First we need to create the Angular directive and decide what the HTML syntax is going to be. In the code snippet below we called the directive scaleLineControl. This translates into the HTML tag . The directive needs to have access to an OpenLayers map object to be able to add a scale line control to the map. The map object can be passed into the directive by adding it as a property to the HTML ‘map=”main.map”‘. The OpenLayers scale line control needs a HTML target ID so this ID can be given to the HTML directive as well. The scale line control is added to the OpenLayers map object by using the addControl function. The units of the first control are specified as metric. To create a scale line module which also shows imperial measurements, a second scale line control is added to the map with imperial units. OpenLayers takes care of listening out for changes on the map and updates the controls accordingly. Now we should see two scale lines on the map, but they are positioned on top of each other so we need some CSS to fix this.

(function () {

'use strict';

/**
 * @fileoverview This file provides a scaleLineDirective. 
 * It add a scaleLine showing both metric and imperial units. 
 * CSS is needed to display the elements nicely
 *
 * Example usage:
 * 
 * 
 */

    angular
        .module('app')
        .directive('scaleLineControl', scaleLineDirective);

    function scaleLineDirective() {
        return {
            restrict: 'E',
            link: function(scope, element, attributes) {
                var attr = 'map';
                var prop = attributes[attr];
                var map = scope.$eval(prop);
 
                var scaleLineControl = new ol.control.ScaleLine({
                    target: 'scale-line-container',
                    className: 'scale-line-top',
                    minWidth: 100,
                    units: 'metric'
                });
                map.addControl(scaleLineControl);

                var scaleLineControl2 = new ol.control.ScaleLine({
                    target: 'scale-line-container',
                    className: 'scale-line-bottom',
                    minWidth: 100,
                    units: 'imperial'
                });
                map.addControl(scaleLineControl2);
            }
        };
    }
})();
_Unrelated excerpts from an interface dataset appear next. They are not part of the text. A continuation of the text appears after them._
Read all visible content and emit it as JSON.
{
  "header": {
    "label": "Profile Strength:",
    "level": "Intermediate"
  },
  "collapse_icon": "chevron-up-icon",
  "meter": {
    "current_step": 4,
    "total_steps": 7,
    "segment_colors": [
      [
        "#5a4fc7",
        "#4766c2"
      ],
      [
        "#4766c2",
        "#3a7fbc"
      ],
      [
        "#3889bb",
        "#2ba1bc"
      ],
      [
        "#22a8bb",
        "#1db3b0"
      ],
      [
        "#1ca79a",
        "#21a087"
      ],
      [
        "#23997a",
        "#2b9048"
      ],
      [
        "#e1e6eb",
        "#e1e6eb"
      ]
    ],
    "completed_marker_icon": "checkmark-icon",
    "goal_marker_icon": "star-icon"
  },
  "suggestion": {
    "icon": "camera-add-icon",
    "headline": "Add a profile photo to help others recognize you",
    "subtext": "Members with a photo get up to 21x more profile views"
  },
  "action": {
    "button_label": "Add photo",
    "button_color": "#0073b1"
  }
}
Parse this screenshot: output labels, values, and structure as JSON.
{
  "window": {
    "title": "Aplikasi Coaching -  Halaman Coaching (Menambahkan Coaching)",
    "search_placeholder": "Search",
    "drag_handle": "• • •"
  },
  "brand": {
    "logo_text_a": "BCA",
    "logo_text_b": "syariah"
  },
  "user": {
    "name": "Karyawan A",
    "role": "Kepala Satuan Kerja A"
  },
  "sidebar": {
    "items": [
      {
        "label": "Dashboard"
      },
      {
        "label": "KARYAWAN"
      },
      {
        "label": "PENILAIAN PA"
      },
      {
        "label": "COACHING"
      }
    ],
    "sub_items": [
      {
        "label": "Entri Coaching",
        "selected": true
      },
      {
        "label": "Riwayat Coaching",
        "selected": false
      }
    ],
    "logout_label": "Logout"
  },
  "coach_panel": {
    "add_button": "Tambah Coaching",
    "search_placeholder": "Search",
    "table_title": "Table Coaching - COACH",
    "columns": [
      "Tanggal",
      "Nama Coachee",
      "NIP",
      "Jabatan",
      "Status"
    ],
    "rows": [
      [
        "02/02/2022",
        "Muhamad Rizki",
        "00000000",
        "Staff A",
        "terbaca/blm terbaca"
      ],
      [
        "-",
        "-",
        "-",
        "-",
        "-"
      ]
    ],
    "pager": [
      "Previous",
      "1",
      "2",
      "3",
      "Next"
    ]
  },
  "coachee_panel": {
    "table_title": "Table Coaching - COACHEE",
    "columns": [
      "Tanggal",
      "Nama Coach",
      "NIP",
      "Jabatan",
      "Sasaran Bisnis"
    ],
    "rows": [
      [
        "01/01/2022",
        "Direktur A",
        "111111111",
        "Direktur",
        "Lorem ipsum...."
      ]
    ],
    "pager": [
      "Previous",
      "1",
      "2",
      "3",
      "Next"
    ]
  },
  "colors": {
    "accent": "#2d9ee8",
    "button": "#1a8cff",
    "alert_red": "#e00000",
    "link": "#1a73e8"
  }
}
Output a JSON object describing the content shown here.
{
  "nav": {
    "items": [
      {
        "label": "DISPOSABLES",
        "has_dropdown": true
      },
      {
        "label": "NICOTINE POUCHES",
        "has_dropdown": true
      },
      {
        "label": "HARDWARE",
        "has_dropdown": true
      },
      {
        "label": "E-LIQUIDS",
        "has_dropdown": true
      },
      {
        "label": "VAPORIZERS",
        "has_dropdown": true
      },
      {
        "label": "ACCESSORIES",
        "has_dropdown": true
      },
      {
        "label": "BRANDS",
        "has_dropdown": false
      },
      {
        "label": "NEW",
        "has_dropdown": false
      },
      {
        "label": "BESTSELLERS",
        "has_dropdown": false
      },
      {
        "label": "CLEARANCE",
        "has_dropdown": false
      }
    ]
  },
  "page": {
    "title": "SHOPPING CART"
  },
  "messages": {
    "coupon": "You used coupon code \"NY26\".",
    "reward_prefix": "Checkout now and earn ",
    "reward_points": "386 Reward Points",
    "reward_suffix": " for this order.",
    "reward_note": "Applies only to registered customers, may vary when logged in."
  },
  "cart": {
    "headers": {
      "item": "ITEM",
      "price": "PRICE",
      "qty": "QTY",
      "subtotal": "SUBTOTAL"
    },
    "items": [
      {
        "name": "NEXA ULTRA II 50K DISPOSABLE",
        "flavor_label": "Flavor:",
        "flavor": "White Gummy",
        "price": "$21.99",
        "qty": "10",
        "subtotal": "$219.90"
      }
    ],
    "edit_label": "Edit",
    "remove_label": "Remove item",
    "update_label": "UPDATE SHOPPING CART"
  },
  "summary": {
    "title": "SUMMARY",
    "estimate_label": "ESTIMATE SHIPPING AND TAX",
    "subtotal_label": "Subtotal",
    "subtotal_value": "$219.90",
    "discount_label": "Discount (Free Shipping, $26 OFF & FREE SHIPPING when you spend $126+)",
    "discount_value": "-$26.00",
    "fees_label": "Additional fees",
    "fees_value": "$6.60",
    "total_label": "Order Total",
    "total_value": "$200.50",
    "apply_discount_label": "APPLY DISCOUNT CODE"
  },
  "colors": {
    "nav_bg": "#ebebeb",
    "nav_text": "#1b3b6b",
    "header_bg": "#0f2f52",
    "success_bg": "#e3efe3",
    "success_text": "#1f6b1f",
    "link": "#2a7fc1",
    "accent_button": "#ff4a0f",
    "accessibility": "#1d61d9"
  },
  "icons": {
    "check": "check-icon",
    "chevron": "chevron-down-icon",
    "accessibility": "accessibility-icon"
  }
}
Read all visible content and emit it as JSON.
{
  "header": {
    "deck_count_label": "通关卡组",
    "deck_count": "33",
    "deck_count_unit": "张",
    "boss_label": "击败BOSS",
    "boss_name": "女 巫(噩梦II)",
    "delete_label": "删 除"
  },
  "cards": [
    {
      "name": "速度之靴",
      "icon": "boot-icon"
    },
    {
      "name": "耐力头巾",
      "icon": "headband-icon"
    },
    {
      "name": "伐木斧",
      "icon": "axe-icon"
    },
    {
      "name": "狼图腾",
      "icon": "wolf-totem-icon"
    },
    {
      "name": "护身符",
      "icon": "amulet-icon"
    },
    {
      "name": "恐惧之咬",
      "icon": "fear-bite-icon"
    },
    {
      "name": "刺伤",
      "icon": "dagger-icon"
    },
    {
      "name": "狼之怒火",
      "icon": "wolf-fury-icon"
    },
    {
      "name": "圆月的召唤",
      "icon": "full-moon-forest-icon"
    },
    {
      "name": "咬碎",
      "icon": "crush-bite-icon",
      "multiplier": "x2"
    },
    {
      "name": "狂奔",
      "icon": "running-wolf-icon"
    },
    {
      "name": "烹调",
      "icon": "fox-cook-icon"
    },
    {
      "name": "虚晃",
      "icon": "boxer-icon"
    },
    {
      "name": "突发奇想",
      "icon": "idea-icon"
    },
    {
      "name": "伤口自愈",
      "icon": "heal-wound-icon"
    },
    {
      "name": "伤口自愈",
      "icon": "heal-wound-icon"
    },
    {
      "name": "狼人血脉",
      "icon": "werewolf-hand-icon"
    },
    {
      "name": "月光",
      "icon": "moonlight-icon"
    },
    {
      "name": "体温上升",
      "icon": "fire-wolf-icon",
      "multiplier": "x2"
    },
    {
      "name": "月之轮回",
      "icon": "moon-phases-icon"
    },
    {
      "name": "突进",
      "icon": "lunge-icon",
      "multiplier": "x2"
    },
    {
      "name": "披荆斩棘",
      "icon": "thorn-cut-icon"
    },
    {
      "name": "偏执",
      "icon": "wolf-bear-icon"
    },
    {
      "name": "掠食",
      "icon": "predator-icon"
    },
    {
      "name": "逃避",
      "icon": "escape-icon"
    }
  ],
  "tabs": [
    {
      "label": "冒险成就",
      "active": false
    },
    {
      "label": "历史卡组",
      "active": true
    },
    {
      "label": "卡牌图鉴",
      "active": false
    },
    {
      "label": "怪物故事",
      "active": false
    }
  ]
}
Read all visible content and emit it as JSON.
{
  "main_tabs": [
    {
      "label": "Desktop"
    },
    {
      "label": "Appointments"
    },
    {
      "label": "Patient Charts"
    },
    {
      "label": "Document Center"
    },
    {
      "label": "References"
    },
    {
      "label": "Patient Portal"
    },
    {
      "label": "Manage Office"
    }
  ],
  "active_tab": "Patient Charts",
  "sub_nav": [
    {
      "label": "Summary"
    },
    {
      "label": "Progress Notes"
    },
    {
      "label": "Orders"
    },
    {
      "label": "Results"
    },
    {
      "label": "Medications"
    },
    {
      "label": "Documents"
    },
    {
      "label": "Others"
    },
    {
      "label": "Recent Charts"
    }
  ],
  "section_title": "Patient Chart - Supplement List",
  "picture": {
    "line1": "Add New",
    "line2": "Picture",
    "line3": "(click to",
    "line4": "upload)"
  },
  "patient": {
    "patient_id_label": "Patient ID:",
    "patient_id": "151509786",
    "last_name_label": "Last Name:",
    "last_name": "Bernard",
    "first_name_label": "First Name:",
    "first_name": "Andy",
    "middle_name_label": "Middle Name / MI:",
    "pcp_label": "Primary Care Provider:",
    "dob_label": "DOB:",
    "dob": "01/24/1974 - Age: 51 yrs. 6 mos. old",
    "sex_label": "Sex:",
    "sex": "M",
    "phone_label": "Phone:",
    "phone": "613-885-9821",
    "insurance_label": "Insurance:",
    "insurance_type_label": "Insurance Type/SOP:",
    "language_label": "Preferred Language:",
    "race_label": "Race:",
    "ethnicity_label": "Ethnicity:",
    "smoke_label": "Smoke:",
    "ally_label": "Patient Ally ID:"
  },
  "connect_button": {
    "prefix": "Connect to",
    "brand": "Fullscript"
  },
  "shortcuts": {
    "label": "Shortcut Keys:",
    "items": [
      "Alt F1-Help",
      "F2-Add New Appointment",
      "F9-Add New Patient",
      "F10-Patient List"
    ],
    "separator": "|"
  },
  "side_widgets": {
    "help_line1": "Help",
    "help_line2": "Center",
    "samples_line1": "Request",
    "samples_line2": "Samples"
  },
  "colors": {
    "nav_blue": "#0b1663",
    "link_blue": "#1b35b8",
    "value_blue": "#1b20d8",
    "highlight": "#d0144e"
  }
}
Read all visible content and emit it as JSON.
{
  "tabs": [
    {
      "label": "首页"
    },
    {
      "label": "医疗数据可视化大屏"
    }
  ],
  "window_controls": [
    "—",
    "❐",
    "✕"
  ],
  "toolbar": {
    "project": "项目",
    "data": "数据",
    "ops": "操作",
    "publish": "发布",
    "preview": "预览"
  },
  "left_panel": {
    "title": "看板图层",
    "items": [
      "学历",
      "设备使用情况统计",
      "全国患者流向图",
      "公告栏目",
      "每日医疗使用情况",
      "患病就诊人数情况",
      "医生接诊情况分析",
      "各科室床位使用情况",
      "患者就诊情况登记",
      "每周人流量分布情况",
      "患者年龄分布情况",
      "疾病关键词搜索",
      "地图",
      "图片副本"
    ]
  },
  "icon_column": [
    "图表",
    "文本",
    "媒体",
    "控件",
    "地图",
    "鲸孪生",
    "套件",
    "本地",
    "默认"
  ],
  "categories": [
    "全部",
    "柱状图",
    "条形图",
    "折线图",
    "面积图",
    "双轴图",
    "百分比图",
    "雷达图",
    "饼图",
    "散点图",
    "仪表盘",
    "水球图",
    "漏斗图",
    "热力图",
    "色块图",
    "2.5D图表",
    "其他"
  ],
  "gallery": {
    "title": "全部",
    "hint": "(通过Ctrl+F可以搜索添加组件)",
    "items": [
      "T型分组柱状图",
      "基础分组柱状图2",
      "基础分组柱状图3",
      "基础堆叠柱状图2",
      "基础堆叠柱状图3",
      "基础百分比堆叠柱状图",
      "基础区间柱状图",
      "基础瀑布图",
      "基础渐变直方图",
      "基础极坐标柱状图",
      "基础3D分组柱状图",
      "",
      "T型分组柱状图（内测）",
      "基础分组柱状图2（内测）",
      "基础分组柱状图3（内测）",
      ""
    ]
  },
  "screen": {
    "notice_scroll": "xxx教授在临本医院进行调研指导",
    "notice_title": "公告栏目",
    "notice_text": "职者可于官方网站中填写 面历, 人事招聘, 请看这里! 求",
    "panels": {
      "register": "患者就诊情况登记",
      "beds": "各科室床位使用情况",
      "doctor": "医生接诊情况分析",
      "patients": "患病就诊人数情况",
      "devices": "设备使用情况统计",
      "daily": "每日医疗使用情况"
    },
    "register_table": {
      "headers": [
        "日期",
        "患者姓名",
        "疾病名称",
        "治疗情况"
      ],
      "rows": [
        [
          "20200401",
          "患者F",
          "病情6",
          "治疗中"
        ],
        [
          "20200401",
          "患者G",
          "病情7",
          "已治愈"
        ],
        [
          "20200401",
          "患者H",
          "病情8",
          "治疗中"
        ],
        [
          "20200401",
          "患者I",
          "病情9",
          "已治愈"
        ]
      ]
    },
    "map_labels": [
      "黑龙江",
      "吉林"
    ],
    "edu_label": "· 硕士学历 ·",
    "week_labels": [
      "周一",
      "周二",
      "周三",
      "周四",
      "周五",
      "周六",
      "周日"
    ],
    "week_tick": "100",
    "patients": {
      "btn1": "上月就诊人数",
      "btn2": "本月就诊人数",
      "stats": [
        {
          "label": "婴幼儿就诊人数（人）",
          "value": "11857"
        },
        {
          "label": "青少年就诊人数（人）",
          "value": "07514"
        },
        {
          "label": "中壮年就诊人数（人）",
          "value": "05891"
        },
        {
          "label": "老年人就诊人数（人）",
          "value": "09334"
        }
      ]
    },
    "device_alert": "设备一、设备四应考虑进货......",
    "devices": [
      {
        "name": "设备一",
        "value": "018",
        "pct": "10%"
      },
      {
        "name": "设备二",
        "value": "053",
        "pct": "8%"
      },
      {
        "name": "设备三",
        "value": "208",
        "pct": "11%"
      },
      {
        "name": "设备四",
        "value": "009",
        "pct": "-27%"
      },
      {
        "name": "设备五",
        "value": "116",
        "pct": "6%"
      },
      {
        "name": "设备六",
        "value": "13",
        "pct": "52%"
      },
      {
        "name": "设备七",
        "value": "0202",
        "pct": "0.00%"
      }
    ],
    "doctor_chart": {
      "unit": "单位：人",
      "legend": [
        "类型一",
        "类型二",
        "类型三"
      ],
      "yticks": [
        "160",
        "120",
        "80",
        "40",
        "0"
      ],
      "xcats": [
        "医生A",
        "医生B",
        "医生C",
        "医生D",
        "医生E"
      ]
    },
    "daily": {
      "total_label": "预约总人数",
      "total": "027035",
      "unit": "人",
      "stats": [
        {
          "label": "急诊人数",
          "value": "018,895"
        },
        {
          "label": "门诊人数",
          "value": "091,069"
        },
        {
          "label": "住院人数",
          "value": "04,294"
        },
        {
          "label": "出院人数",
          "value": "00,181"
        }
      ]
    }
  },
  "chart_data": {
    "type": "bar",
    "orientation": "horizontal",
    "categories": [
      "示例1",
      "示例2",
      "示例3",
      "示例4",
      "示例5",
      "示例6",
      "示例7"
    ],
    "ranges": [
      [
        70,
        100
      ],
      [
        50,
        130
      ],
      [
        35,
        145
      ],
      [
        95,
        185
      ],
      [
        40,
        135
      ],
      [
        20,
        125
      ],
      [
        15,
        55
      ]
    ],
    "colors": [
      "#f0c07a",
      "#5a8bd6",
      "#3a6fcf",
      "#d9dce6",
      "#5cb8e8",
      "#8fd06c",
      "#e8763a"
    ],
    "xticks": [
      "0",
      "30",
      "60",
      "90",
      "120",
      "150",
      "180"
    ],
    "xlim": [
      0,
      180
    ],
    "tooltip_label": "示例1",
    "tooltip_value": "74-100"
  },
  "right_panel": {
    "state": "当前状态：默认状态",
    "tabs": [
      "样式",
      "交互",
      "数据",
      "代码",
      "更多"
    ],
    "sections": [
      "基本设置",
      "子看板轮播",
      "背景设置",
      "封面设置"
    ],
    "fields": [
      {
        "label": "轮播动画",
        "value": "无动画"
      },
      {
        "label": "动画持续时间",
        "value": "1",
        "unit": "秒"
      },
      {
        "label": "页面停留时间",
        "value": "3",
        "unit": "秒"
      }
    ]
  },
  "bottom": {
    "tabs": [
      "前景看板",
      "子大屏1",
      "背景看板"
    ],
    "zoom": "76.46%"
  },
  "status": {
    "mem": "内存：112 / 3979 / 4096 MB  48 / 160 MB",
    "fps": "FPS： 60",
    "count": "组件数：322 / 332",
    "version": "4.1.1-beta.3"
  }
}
Making it look good!

We can specify the CSS class names when creating the OpenLayers scale line controls. By doing so we can customise the default look of the scale line controls. Here we have added the class ‘scale-line-top’ to the metric control and ‘scale-line-bottom’ to the imperial control.

#map {
    width: auto;
    height: 100%;
    position: relative;
    overflow: hidden;
}

#scale-line-container {
    border-radius: 2px;
    background: white none repeat scroll 0 0;
    bottom: 8px;
    left: 8px;
    font-size: 10px;
    position: absolute;
    z-index: 1000;
    padding: 5px;
    text-align: center;
}

.scale-line-top-inner {
    border-style: none solid solid solid;
    border-width: medium 2px 2px 2px;
}

.scale-line-bottom-inner {
    border-style: solid solid none;
    border-width: 2px 2px medium;
    margin-top: -2px;
}

Result

The result is an Angular directive which can be injected into HTML and easily be used in other applications.

scaleline.PNG

For a full working example, see this Plnkr.